Once they wean off their mother’s milk, wolf pups rely on adults to go out and hunt, then bring back food to the den. But when that’s not possible, the adults instead retrieve odd items for the pups to gnaw on.
“Pups await food deliveries from successful hunts, but in the absence of food, adults bring ‘toys,’” the park wrote on Facebook. “The instinct to bring items back to the den may be reinforced by evolution and probably helps keep adults from being mobbed by sharp puppy teeth.”
The adult wolves are part of “Mollie’s Pack,” one of ten known wolf packs living within Yellowstone as of January 2023. This particular pack is named after Mollie Beattie, who in 1993 became the first woman to serve as director of the United States Fish and Wildlife Service.
Beattie, who died in 1996 at the age of 49, advocated for the reintroduction of wolves into Yellowstone National Park to help rebalance the ecosystem after the animals were systematically exterminated within the park and the lower 48 states through the mid-1900s. Wolf reintroduction was a highly controversial initiative that many people—especially local farmers and ranchers—opposed. And yet, Beattie and other wildlife managers ultimately achieved their vision and successfully relocated 41 wolves from western Canada to the park between 1995 and 1997.
Today, that number has blossomed to at least 108 wolves living in Yellowstone. Additional wolves live outside the park, too, in what’s known as the Greater Yellowstone Ecosystem. The population is largely healthy, though the Yellowstone wolves have suffered from diseases like distemper and a skin infection known as sarcoptic mange, which is transmitted by mites.
Wolves usually live between two and five years, however, one Yellowstone wolf made it to 12.5 years old, per the park. They primarily eat elk, deer and smaller mammals, though they are also increasingly feeding on bison.
The mammals typically mate in February, and after a gestation period of roughly 63 days, females give birth in dens by mid-April. The average litter size is four to five pups, which subsist on their mother’s milk for the first five to nine weeks of their lives. After they wean, adults continue to feed them for another three months by eating and regurgitating prey.
Today, gray wolves are protected under the Endangered Species Act in many states. In late 2020, the Trump administration removed the animals from the endangered list, which eliminated their legal protections. But in February 2022, they were re-listed as endangered after a judge reversed the decision.
Outside of Yellowstone, wolves have been reintroduced elsewhere in the U.S. In 2020, Colorado voters narrowly approved a plan to reintroduce wolves to the state.

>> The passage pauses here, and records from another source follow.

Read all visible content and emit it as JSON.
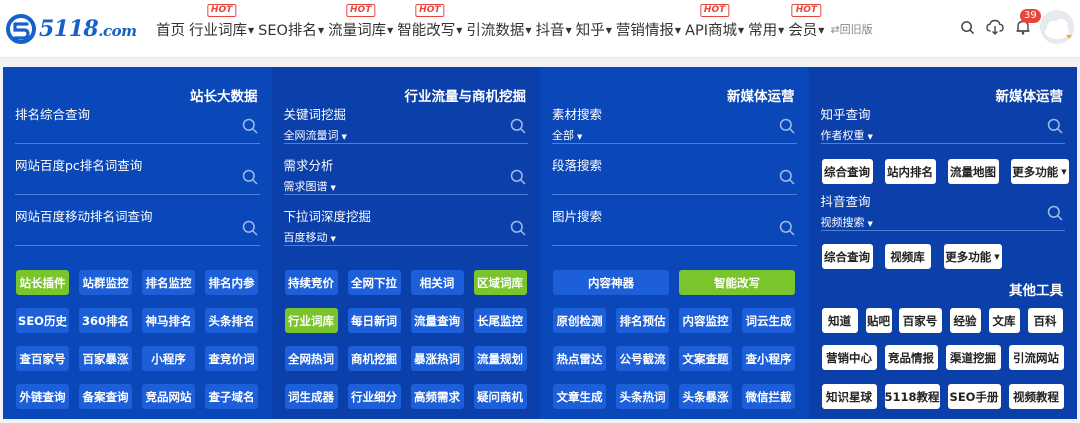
{
  "header": {
    "logo": {
      "text": "5118",
      "suffix": ".com"
    },
    "nav": [
      {
        "label": "首页",
        "caret": false,
        "hot": false
      },
      {
        "label": "行业词库",
        "caret": true,
        "hot": true
      },
      {
        "label": "SEO排名",
        "caret": true,
        "hot": false
      },
      {
        "label": "流量词库",
        "caret": true,
        "hot": true
      },
      {
        "label": "智能改写",
        "caret": true,
        "hot": true
      },
      {
        "label": "引流数据",
        "caret": true,
        "hot": false
      },
      {
        "label": "抖音",
        "caret": true,
        "hot": false
      },
      {
        "label": "知乎",
        "caret": true,
        "hot": false
      },
      {
        "label": "营销情报",
        "caret": true,
        "hot": false
      },
      {
        "label": "API商城",
        "caret": true,
        "hot": true
      },
      {
        "label": "常用",
        "caret": true,
        "hot": false
      },
      {
        "label": "会员",
        "caret": true,
        "hot": true
      }
    ],
    "hot_label": "HOT",
    "caret_glyph": "▼",
    "back_old": "⇄回旧版",
    "message_count": "39",
    "icons": [
      "search-icon",
      "cloud-download-icon",
      "bell-icon"
    ]
  },
  "columns": [
    {
      "title": "站长大数据",
      "queries": [
        {
          "label": "排名综合查询",
          "select": ""
        },
        {
          "label": "网站百度pc排名词查询",
          "select": ""
        },
        {
          "label": "网站百度移动排名词查询",
          "select": ""
        }
      ],
      "buttons": [
        [
          {
            "label": "站长插件",
            "style": "green"
          },
          {
            "label": "站群监控",
            "style": "blue"
          },
          {
            "label": "排名监控",
            "style": "blue"
          },
          {
            "label": "排名内参",
            "style": "blue"
          }
        ],
        [
          {
            "label": "SEO历史",
            "style": "blue"
          },
          {
            "label": "360排名",
            "style": "blue"
          },
          {
            "label": "神马排名",
            "style": "blue"
          },
          {
            "label": "头条排名",
            "style": "blue"
          }
        ],
        [
          {
            "label": "查百家号",
            "style": "blue"
          },
          {
            "label": "百家暴涨",
            "style": "blue"
          },
          {
            "label": "小程序",
            "style": "blue"
          },
          {
            "label": "查竞价词",
            "style": "blue"
          }
        ],
        [
          {
            "label": "外链查询",
            "style": "blue"
          },
          {
            "label": "备案查询",
            "style": "blue"
          },
          {
            "label": "竞品网站",
            "style": "blue"
          },
          {
            "label": "查子域名",
            "style": "blue"
          }
        ]
      ]
    },
    {
      "title": "行业流量与商机挖掘",
      "queries": [
        {
          "label": "关键词挖掘",
          "select": "全网流量词"
        },
        {
          "label": "需求分析",
          "select": "需求图谱"
        },
        {
          "label": "下拉词深度挖掘",
          "select": "百度移动"
        }
      ],
      "buttons": [
        [
          {
            "label": "持续竞价",
            "style": "blue"
          },
          {
            "label": "全网下拉",
            "style": "blue"
          },
          {
            "label": "相关词",
            "style": "blue"
          },
          {
            "label": "区域词库",
            "style": "green"
          }
        ],
        [
          {
            "label": "行业词库",
            "style": "green"
          },
          {
            "label": "每日新词",
            "style": "blue"
          },
          {
            "label": "流量查询",
            "style": "blue"
          },
          {
            "label": "长尾监控",
            "style": "blue"
          }
        ],
        [
          {
            "label": "全网热词",
            "style": "blue"
          },
          {
            "label": "商机挖掘",
            "style": "blue"
          },
          {
            "label": "暴涨热词",
            "style": "blue"
          },
          {
            "label": "流量规划",
            "style": "blue"
          }
        ],
        [
          {
            "label": "词生成器",
            "style": "blue"
          },
          {
            "label": "行业细分",
            "style": "blue"
          },
          {
            "label": "高频需求",
            "style": "blue"
          },
          {
            "label": "疑问商机",
            "style": "blue"
          }
        ]
      ]
    },
    {
      "title": "新媒体运营",
      "queries": [
        {
          "label": "素材搜索",
          "select": "全部"
        },
        {
          "label": "段落搜索",
          "select": ""
        },
        {
          "label": "图片搜索",
          "select": ""
        }
      ],
      "wide_buttons": [
        {
          "label": "内容神器",
          "style": "blue"
        },
        {
          "label": "智能改写",
          "style": "green"
        }
      ],
      "buttons": [
        [
          {
            "label": "原创检测",
            "style": "blue"
          },
          {
            "label": "排名预估",
            "style": "blue"
          },
          {
            "label": "内容监控",
            "style": "blue"
          },
          {
            "label": "词云生成",
            "style": "blue"
          }
        ],
        [
          {
            "label": "热点雷达",
            "style": "blue"
          },
          {
            "label": "公号截流",
            "style": "blue"
          },
          {
            "label": "文案查题",
            "style": "blue"
          },
          {
            "label": "查小程序",
            "style": "blue"
          }
        ],
        [
          {
            "label": "文章生成",
            "style": "blue"
          },
          {
            "label": "头条热词",
            "style": "blue"
          },
          {
            "label": "头条暴涨",
            "style": "blue"
          },
          {
            "label": "微信拦截",
            "style": "blue"
          }
        ]
      ]
    },
    {
      "title": "新媒体运营",
      "zhihu": {
        "label": "知乎查询",
        "select": "作者权重"
      },
      "zhihu_buttons": [
        {
          "label": "综合查询"
        },
        {
          "label": "站内排名"
        },
        {
          "label": "流量地图"
        },
        {
          "label": "更多功能",
          "caret": true
        }
      ],
      "douyin": {
        "label": "抖音查询",
        "select": "视频搜索"
      },
      "douyin_buttons": [
        {
          "label": "综合查询"
        },
        {
          "label": "视频库"
        },
        {
          "label": "更多功能",
          "caret": true
        }
      ],
      "other_title": "其他工具",
      "other_rows": [
        [
          "知道",
          "贴吧",
          "百家号",
          "经验",
          "文库",
          "百科"
        ],
        [
          "营销中心",
          "竞品情报",
          "渠道挖掘",
          "引流网站"
        ],
        [
          "知识星球",
          "5118教程",
          "SEO手册",
          "视频教程"
        ]
      ]
    }
  ]
}
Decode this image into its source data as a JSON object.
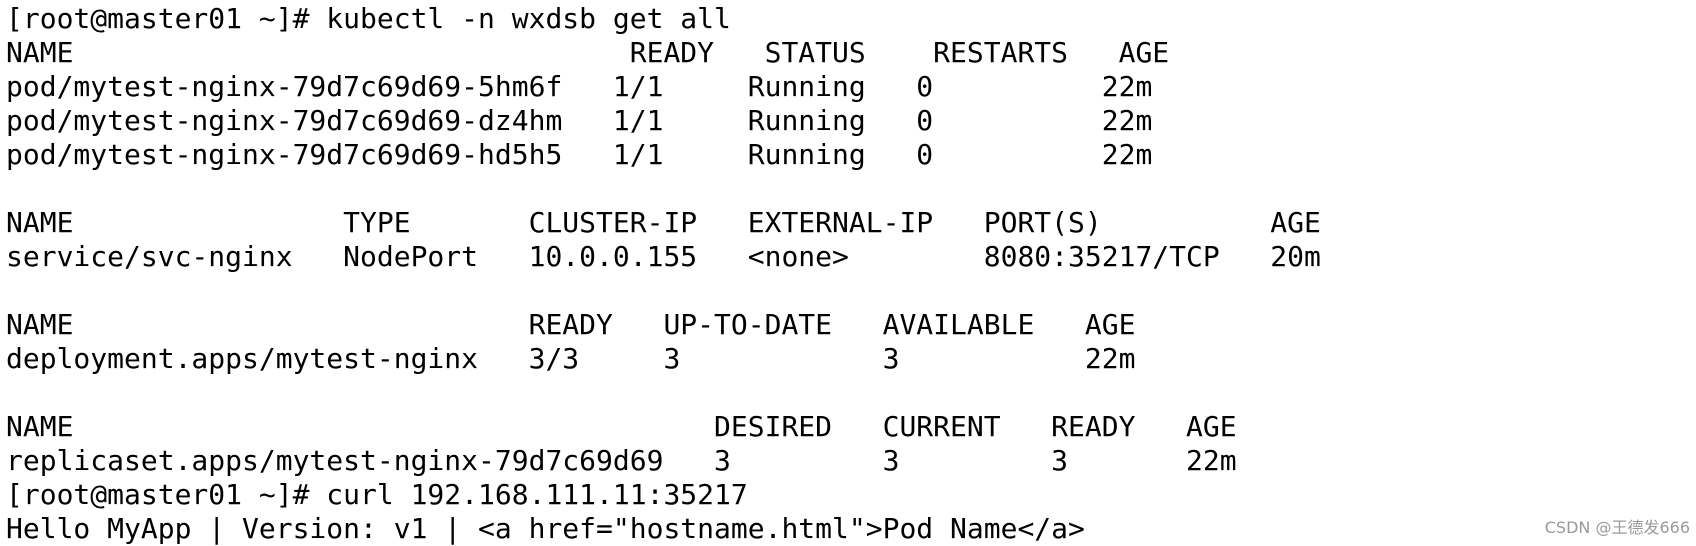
{
  "terminal": {
    "lines": [
      "[root@master01 ~]# kubectl -n wxdsb get all",
      "NAME                                 READY   STATUS    RESTARTS   AGE",
      "pod/mytest-nginx-79d7c69d69-5hm6f   1/1     Running   0          22m",
      "pod/mytest-nginx-79d7c69d69-dz4hm   1/1     Running   0          22m",
      "pod/mytest-nginx-79d7c69d69-hd5h5   1/1     Running   0          22m",
      "",
      "NAME                TYPE       CLUSTER-IP   EXTERNAL-IP   PORT(S)          AGE",
      "service/svc-nginx   NodePort   10.0.0.155   <none>        8080:35217/TCP   20m",
      "",
      "NAME                           READY   UP-TO-DATE   AVAILABLE   AGE",
      "deployment.apps/mytest-nginx   3/3     3            3           22m",
      "",
      "NAME                                      DESIRED   CURRENT   READY   AGE",
      "replicaset.apps/mytest-nginx-79d7c69d69   3         3         3       22m",
      "[root@master01 ~]# curl 192.168.111.11:35217",
      "Hello MyApp | Version: v1 | <a href=\"hostname.html\">Pod Name</a>"
    ]
  },
  "watermark": "CSDN @王德发666"
}
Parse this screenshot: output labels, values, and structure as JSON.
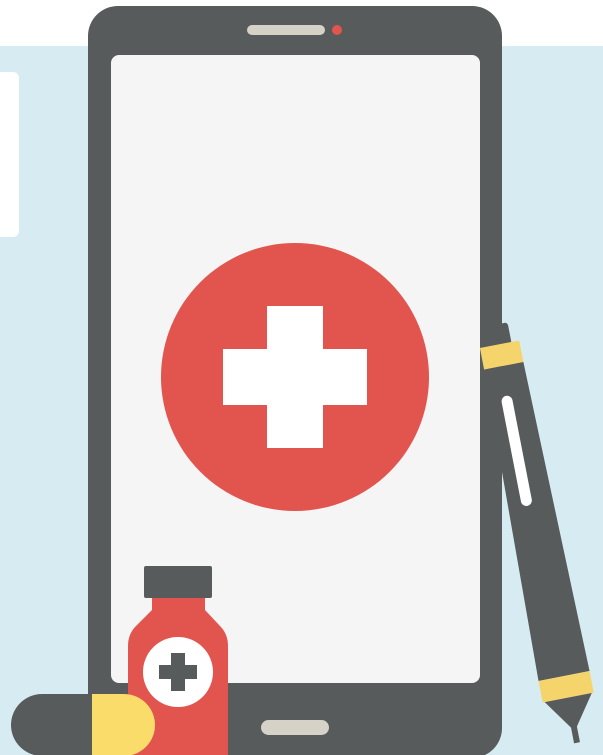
{
  "illustration": {
    "subject": "mobile-health-app",
    "icons": [
      "phone-icon",
      "medical-cross-icon",
      "medicine-bottle-icon",
      "pill-capsule-icon",
      "pen-icon"
    ]
  },
  "colors": {
    "background_panel": "#d7ecf2",
    "phone_body": "#575b5b",
    "phone_screen": "#f5f5f5",
    "speaker": "#d7d2c8",
    "camera_dot": "#e2544e",
    "accent_red": "#e2544e",
    "cross_white": "#ffffff",
    "pen_yellow": "#f5d56b",
    "pen_dark": "#575b5b",
    "capsule_yellow": "#fadc6a"
  }
}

Wildlife officials say they will begin releasing the animals by the end of this year, though they have been having a tough time finding another state that will donate wolves to the cause.
At Michigan’s Isle Royale National Park, biologists released wolves relocated from the state’s Upper Peninsula, Minnesota and Canada in 2018, in hopes that they would repopulate the island. At the time, just two highly inbred wolves remained; now, the park’s population has grown to 31 wolves.
Editor’s Note, August 29, 2023: This story has been updated to reflect that Mollie Beattie became director of the Fish and Wildlife Service in 1993.